From the Editor: The Women Who Make In-plants Thrive
March is Women’s History Month, a time to focus on the often-overlooked contributions women have made to this country’s history. This got me pondering the role women have played in the printing industry, and I thought I’d make an observation that I’ve mostly kept to myself all these years: the in-plant industry employs a lot more women as managers and directors than the commercial printing industry.
I may be going out on a limb here, since I don’t have solid data to back this up, but after covering this industry for about 30 years now, I’ve got a pretty good feel for it. At the in-plant conferences I’ve attended, women always make up a high percentage of the attendees. (I checked an attendee list from a past In-plant Printing and Mailing Association conference, and women accounted for a solid 25% of participants. A past Association of College and University Printers conference roster showed 35% of attendees were women.)
While we don’t break down the magazine’s circulation list by gender, in our recent salary survey 20% of the responding managers and directors were women. So, while it’s not half, there are certainly a lot of female managers in the in-plant industry.
And why shouldn’t there be? In my experience, women tend to have strong organizational skills, they’re good listeners and communicators, they have a lot of patience, and they’re very empathetic — all traits of good managers. They’re great at cultivating positive team environments and driving employee engagement. They’re known for encouraging employee development and rewarding progress. Certainly during the pandemic, women managers have seemed to excel at checking in with employees about their mental well being and offering assistance.

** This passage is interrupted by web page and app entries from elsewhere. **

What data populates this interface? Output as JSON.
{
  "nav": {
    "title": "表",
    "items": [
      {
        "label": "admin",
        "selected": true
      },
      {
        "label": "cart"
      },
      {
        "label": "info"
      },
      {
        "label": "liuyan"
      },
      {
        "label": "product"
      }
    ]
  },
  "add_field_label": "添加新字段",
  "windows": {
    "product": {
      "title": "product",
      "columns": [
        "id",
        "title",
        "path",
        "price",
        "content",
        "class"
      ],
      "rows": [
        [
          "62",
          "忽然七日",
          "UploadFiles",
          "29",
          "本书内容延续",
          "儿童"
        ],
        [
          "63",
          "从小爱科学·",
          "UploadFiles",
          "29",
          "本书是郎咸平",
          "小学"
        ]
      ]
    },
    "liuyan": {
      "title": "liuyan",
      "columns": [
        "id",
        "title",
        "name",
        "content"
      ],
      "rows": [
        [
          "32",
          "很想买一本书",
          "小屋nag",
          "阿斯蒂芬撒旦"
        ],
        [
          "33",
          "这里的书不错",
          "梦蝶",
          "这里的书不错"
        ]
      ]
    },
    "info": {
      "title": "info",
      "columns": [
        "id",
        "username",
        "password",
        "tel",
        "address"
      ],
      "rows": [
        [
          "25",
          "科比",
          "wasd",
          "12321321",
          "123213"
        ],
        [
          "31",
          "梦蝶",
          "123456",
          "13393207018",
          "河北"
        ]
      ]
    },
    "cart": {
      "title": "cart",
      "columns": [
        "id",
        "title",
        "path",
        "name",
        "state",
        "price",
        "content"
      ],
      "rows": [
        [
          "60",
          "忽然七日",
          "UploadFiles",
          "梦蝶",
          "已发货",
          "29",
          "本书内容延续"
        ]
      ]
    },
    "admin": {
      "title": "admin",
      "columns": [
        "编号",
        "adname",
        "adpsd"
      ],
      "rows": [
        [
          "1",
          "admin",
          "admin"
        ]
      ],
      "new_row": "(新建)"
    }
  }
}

In my years at the helm of this magazine, I’ve known and written about many women who have shined in their jobs and expanded their in-plants in notable ways. Women have led some of the largest, most productive in-plants in the country, including the Government Publishing Office, overseen for six years by Davita Vance-Cooks. Former California State Printer Celeste Mai Cron was one of the most knowledgeable printers I’ve known. And four current state printers are women: Marci Carr (Pennsylvania), Tammy Golden (Tennessee), Kristen Hampton (Michigan), and Cheryl Buxton (Kansas). Each has modernized her operation in impressive ways.
Some of the country’s largest university in-plants are run by women. There’s Katy Folk-Way at the University of Washington; Sherri Isbell at the University of Oklahoma; Donna Horbelt at the University of California - Davis; Lora Connaughton at the University of North Texas; Judy Bankson at Oregon State University. Yale University just hired Lisa Scott as director after many years modernizing Bucknell University’s in-plant.
Other industries also rely on strong female managers to oversee their in-plants. Lisa Stelter of Sanford Health has consolidated several company in-plants and transitioned to inkjet to handle her health system’s printing. Sherri Broderick has similarly brought inkjet to Frisco Independent School District’s in-plant and heavily automated her operation. Catherine Ciardi oversees Excellus BlueCross BlueShield’s award-winning print and mail operation, one of the country’s largest healthcare in-plants.
These are, of course, just a sampling of the inspirational women we have profiled in IPI for their accomplishments. I’ve met and talked with so many others as well who have had great success bringing forth innovative ideas and getting their staffs to buy into changes. So as we celebrate Women’s History Month, I want to salute all the women who manage in-plants for the strong role they play in keeping their printing operations healthy and preparing them for the future.
Related story: Honoring the Women of the In-plant Industry
Bob has served as editor of In-plant Impressions since October of 1994. Prior to that he served for three years as managing editor of Printing Impressions, a commercial printing publication. Mr. Neubauer is very active in the U.S. in-plant industry. He attends all the major in-plant conferences and has visited nearly 170 in-plant operations around the world. He has given presentations to numerous in-plant groups in the U.S., Canada and Australia, including the Association of College and University Printers and the In-plant Printing and Mailing Association. He also coordinates the annual In-Print contest, co-sponsored by IPMA and In-plant Impressions.